5. Proximity

6. Change & Trends

7. Human interest

8. The Unusual

If your story doesn’t have at least one of these news values, I’m sorry to say odds are that it’s not newsworthy and it won’t get picked up by journalists, bloggers, or hosts. 

However, if your story has one or more of these newsworthy angles, strengthen your PR story pitch by working in statistics and examples that will help them imagine your story as being of value to their audience.

I hope you got value out of today’s episode.

Remember, if you need help with finding newsworthy stories within your business, or you want to develop PR story pitches, talk to me about joining my Publicity Boss online 1:2:1 live training courses.

I have 3, 6, and 12-week courses available where you’ll learn how to get yourself featured in the media, online publications, or in podcasts and videos, following my step-by-step strategy and structured sessions. We develop your PR strategy, PR hit list, story pitches, media releases, monthly PR plans and more!

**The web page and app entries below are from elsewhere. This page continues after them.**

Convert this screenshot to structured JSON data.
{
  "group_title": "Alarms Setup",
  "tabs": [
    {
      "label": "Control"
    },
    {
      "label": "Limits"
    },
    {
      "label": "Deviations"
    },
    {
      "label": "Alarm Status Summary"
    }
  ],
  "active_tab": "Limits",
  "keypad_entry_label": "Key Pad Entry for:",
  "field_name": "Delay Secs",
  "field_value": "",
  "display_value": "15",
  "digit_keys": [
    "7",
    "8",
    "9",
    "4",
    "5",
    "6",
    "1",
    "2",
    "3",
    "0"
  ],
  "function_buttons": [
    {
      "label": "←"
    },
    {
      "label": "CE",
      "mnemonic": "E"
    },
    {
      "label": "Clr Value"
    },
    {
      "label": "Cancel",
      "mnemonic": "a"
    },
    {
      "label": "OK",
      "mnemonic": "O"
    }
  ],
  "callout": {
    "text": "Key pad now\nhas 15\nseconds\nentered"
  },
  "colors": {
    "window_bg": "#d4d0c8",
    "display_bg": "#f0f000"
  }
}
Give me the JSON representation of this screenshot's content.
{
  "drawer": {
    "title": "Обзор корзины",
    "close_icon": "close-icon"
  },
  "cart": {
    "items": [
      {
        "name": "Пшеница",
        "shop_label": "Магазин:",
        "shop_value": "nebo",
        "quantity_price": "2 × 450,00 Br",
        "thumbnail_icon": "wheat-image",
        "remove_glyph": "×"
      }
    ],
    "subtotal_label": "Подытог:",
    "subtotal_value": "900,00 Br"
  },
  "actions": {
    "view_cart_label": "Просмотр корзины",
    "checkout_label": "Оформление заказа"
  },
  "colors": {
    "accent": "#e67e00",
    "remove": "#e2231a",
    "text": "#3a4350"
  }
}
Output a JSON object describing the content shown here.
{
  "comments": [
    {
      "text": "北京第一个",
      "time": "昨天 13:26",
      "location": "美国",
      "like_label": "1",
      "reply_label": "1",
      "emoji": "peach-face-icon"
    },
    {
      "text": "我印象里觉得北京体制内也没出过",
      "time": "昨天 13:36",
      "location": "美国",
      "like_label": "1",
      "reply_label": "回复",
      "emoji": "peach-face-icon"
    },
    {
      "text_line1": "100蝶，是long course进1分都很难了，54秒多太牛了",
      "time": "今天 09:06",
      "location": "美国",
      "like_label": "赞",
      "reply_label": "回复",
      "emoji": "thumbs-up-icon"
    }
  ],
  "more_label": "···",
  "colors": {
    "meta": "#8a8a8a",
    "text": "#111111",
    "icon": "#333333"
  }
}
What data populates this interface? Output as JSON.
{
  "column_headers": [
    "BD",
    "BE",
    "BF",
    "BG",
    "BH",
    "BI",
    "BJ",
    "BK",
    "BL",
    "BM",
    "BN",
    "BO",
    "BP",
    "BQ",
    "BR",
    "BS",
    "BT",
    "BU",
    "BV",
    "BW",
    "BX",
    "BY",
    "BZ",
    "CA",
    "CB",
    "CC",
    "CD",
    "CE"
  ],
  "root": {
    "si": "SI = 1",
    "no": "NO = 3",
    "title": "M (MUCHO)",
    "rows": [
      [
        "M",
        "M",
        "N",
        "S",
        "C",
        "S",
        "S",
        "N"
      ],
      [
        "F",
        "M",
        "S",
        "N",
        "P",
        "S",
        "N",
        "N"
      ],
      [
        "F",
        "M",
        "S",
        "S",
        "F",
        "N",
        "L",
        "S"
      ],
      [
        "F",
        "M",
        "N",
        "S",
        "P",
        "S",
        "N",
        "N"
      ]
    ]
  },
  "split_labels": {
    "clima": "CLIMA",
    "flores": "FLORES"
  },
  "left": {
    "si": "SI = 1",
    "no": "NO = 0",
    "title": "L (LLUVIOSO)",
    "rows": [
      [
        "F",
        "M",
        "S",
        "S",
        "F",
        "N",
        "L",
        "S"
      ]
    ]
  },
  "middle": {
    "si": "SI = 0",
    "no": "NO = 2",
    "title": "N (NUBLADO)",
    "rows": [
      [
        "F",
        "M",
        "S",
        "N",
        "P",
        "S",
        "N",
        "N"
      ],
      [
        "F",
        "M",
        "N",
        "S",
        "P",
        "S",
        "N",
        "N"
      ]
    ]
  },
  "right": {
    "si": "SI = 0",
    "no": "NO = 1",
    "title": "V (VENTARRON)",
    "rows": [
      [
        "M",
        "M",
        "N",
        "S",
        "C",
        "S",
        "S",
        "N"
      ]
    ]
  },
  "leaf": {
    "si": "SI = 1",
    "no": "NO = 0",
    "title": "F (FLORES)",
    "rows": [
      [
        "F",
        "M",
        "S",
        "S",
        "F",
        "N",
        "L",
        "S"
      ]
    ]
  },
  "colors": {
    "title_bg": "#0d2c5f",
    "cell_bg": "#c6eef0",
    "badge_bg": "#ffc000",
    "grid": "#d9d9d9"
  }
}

Book a chat with me if you want to learn more. The link is in the show notes.

Also, remember you can join my Meetup Group or Facebook Community, Media and Content Strategies for Driven Business Owners for more tips on how to generate free publicity for your business. I’d love to see you in there.

To learn more about my business services and training courses visit my website: simonecunningham.com.